For example, the application will be fairly short and designed to uncover the organization’s capacity to use the funds well, without expecting a smaller nonprofit to provide unnecessary detail. Larger nonprofits often have grant writers on staff who can devote time and effort to funding proposals; in smaller organizations, one staffer can juggle grant writing and grant management with a myriad of other administrative and programmatic responsibilities.
To that end, the process will begin with an interest form designed to take only 5 to 10 minutes to complete, asking for basic information about the nonprofit and presenting a series of yes and no questions designed to uncover the nonprofit’s needs. After that phase is complete, it moves on to a more extensive, but still succinct, full application.
“We are really looking at the expectations and goals of this relief funding and also the needs of the nonprofit. We’re looking at how we can ask questions that get at all of these (necessary) points and identify not only the right question but the right length so that the effort meets the output,” says Tsai.
MNA and their partners will offer technical assistance to nonprofits for needs highlighted by the initial screening application. For example, if a nonprofit lacks a conflict of interest form for board members, MNA or their partners will offer assistance in creating and completing one. This means that even if a nonprofit is not selected for relief funding, they will come out of the process with something to show for it.

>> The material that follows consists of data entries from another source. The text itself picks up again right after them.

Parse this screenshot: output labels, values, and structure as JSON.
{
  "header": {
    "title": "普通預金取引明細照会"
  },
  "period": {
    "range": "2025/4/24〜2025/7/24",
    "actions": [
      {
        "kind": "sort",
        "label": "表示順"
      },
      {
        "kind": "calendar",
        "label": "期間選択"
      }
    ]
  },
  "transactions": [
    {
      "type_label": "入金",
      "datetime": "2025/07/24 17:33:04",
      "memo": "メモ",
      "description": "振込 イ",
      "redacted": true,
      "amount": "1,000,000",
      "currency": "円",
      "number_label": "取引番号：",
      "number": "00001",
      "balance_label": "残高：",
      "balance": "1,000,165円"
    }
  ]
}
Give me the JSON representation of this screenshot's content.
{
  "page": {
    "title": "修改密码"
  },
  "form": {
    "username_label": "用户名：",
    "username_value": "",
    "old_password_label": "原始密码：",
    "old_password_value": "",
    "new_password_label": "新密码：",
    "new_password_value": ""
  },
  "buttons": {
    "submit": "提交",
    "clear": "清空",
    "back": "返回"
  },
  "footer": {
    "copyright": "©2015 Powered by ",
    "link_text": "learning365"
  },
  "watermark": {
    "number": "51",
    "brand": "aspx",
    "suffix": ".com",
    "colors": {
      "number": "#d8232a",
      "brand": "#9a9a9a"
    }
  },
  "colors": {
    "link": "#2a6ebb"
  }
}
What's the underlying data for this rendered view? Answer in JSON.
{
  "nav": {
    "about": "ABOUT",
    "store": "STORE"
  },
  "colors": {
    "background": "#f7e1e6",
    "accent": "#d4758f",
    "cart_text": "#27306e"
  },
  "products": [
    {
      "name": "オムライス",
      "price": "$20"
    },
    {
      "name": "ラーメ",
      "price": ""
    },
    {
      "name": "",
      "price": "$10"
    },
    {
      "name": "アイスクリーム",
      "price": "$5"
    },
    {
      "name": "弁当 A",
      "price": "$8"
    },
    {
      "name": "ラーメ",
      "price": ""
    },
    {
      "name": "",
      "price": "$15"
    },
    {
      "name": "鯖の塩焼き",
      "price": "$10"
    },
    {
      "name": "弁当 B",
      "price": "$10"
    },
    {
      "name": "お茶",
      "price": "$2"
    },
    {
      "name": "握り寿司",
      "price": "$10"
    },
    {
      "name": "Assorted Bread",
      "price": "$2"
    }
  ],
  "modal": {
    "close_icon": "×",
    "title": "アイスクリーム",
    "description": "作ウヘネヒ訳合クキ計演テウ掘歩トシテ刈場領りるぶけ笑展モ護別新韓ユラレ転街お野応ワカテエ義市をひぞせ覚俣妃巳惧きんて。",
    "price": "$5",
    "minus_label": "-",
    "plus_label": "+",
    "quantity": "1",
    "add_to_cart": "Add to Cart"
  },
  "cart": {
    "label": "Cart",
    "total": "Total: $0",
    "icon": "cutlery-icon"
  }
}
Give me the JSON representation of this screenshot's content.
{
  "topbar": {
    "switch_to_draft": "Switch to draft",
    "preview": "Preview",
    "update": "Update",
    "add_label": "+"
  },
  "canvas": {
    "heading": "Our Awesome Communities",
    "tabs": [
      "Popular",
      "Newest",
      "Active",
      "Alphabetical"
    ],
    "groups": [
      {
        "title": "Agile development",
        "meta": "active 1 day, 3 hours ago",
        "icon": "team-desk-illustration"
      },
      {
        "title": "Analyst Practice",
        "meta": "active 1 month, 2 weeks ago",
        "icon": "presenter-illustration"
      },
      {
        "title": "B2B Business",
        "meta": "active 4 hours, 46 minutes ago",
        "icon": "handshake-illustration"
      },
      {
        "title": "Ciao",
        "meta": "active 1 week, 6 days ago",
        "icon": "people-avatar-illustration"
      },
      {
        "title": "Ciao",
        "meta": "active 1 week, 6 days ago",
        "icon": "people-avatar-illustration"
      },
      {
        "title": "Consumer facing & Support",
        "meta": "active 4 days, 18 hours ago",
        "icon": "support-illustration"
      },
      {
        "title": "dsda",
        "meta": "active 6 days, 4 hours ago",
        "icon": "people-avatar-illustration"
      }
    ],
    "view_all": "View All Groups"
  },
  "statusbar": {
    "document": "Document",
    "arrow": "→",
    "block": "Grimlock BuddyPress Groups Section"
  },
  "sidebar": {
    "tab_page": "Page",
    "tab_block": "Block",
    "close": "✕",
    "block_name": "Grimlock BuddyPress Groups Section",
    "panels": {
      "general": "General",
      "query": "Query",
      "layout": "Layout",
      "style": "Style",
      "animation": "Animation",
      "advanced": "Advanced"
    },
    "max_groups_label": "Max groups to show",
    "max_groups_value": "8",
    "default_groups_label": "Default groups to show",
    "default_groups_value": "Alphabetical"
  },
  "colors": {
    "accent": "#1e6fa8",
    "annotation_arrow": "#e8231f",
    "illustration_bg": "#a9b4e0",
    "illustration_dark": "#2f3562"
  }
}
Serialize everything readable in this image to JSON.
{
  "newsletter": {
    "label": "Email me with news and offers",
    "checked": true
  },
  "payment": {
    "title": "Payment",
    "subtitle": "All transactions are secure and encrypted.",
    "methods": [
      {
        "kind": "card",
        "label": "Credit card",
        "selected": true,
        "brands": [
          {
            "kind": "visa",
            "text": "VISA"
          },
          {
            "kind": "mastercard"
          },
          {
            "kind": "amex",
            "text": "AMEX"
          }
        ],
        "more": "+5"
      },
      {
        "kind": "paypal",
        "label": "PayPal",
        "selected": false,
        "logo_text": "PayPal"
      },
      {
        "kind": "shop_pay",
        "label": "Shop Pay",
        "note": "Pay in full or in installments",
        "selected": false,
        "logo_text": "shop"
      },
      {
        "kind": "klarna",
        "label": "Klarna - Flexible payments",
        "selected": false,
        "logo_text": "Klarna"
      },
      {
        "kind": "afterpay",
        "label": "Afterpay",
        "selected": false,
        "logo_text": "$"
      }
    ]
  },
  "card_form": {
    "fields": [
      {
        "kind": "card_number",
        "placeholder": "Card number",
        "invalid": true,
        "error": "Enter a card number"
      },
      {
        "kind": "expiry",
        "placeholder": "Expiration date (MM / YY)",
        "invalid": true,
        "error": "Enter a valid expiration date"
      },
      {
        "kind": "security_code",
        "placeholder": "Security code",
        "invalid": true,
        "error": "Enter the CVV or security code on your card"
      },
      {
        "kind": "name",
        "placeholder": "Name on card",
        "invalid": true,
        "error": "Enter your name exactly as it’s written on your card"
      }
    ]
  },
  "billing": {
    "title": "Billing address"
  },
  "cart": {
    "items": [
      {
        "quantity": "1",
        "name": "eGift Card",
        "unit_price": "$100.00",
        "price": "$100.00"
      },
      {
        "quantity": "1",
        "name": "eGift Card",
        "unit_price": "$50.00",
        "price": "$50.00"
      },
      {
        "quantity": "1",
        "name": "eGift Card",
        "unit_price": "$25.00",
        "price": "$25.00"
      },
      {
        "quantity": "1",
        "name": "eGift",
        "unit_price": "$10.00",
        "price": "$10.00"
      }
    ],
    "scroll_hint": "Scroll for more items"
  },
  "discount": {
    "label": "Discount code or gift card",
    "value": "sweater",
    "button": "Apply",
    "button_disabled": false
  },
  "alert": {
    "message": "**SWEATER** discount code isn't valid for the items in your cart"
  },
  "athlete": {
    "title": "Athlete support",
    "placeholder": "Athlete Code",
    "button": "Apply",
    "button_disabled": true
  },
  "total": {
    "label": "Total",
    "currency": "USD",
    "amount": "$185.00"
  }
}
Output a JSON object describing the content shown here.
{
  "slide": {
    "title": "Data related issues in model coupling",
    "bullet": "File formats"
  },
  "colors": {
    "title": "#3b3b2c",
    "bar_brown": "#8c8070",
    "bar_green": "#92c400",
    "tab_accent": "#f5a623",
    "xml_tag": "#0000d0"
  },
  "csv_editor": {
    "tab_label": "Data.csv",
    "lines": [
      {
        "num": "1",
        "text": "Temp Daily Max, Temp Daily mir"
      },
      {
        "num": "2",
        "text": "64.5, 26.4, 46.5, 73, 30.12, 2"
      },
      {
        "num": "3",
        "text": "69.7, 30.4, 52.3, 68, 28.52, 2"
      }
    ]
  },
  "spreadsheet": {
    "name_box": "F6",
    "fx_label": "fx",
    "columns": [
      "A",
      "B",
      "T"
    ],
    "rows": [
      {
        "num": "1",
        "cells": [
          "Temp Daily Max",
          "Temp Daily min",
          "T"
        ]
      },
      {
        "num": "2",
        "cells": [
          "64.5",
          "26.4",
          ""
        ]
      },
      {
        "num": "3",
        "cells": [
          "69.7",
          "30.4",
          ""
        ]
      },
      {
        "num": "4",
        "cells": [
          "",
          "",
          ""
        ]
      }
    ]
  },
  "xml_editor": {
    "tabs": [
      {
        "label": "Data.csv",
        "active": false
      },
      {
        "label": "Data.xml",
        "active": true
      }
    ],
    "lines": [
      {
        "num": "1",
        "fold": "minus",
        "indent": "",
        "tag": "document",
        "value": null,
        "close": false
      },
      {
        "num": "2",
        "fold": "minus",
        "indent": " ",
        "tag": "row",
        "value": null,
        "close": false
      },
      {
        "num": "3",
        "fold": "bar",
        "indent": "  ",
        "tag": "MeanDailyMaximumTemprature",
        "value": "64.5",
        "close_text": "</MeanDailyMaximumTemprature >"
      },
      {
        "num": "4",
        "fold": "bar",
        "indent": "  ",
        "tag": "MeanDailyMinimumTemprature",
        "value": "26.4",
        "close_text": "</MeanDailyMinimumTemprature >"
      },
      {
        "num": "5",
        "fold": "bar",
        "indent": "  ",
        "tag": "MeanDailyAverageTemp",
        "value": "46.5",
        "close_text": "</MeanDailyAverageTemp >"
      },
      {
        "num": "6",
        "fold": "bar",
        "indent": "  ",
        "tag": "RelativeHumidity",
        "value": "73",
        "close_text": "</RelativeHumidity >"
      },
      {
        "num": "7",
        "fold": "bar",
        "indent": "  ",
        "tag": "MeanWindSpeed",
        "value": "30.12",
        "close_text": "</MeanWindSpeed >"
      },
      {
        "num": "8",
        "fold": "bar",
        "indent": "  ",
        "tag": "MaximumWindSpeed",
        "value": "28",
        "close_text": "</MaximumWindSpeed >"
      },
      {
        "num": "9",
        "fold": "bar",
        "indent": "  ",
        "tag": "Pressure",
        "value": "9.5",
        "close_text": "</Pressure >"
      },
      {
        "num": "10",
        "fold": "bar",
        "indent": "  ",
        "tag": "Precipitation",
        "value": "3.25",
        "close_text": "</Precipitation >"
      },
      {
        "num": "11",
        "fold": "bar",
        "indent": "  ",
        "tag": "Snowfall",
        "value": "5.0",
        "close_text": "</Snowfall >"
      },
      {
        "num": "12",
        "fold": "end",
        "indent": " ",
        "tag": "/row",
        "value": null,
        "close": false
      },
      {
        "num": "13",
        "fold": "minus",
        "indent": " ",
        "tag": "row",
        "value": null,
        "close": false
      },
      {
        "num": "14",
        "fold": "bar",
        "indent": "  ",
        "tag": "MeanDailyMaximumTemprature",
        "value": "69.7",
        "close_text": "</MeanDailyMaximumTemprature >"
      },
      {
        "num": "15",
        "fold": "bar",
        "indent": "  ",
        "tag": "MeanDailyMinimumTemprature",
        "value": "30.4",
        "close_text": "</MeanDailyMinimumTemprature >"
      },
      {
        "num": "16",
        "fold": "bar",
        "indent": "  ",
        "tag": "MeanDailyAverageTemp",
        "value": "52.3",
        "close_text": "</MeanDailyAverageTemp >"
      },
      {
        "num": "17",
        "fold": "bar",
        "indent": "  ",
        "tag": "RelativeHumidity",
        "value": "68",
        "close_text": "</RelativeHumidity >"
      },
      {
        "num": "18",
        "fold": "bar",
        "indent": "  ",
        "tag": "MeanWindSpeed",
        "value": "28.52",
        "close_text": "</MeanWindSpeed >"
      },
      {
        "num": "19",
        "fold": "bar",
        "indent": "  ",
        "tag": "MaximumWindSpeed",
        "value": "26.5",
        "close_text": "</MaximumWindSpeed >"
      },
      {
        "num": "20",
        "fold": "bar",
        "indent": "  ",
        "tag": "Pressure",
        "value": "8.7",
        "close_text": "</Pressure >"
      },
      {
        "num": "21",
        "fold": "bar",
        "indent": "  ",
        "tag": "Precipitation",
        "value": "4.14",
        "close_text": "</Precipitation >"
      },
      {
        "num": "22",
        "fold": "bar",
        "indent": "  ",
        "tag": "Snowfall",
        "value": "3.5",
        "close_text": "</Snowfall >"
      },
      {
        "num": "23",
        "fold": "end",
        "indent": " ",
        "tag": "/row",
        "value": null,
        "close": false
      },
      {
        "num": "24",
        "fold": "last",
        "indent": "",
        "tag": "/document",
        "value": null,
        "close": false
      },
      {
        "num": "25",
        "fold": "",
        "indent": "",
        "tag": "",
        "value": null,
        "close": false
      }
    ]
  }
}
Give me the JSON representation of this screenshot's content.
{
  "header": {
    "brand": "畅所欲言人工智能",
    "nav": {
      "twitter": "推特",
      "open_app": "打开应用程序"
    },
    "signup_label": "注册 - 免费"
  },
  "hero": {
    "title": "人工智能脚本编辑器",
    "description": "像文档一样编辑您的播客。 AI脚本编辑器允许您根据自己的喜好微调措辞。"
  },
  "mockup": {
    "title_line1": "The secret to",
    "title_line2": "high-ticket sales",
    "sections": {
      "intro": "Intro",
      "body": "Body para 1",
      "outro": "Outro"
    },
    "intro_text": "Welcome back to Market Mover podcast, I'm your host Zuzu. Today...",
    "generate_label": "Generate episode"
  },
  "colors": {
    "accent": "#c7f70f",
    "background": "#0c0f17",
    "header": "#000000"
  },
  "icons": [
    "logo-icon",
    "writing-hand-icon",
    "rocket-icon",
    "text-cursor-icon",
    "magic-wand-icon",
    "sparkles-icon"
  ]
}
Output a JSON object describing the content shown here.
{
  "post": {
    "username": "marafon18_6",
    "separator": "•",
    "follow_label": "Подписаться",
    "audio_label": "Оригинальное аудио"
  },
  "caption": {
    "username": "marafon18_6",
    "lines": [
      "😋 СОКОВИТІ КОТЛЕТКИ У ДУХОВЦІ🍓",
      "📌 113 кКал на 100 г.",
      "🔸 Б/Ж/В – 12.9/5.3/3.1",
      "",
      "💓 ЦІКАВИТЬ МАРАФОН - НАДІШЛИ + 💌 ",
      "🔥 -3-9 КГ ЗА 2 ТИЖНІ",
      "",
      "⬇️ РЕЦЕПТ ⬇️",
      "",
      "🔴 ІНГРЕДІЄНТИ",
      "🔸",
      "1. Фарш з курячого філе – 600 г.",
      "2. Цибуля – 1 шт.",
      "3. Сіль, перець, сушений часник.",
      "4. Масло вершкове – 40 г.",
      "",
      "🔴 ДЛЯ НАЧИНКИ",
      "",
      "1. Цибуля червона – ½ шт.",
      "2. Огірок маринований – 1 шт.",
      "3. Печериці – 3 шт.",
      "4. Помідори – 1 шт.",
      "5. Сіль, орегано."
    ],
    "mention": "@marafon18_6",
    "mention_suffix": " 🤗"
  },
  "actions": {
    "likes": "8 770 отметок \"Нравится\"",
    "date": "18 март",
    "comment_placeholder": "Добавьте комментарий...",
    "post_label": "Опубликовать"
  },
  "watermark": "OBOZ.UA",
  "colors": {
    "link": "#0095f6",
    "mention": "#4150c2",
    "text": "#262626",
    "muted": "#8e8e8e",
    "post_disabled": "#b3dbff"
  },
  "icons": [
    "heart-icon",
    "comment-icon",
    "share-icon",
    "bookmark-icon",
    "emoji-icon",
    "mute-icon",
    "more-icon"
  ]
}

Amy Quinn, CEO of Grow and Lead Community and Youth Development in Marquette, is serving on the advisory committee. Her organization is also one of the regional capacity building hubs that will partner with nonprofits to offer technical assistance through the application process. She says the participatory grant-making process MNA is employing can help overcome inequities in who gets funding and make sure funds are distributed in a way that is both responsive to the needs of nonprofits and responsible with state funding. “We’re making sure we’re not having to deal with the bias of people making funding decisions, and we also want to make sure the process isn’t overly burdensome for the amount of money they would receive, but is enough that, as a committee, we feel the funds are spent well, efficiently and equitably,” she says.
The advisory committee is working on the initial interest form now and expect that it will be available in mid-January, with the full application available a few weeks afterwards and funds disbursed in the spring. Nonprofits that would like to apply for funding, as well as organizations that would like to assist in the advisory committees, can email email@example.com for more information, and MNA’s newsletter will also be providing updates on the process.
The relief fund represents an unprecedented opportunity for the nonprofit sector to build capacity and think about how they can refocus and move forward stronger after a challenging time. “I hope in a few years we can look back and say 'that was really a changing point for Michigan nonprofits.' We’re encouraging them to step back from the daily grind to say ‘this is what we really need’.”
NOTE: When this story was originally published, it stated that funding was for nonprofits with less than 15 employees; this is not an eligibility requirement.
This feature is part of our Nonprofit Journal Project, an initiative inviting nonprofit leaders across Metro Detroit to contribute their thoughts via journal entries on how COVID-19, a heightened awareness of racial injustice and inequality, issues of climate change, and more are affecting their work--and how they are responding. This series is made possible with the generous support of our partners, the Michigan Nonprofit Association and Co.act Detroit.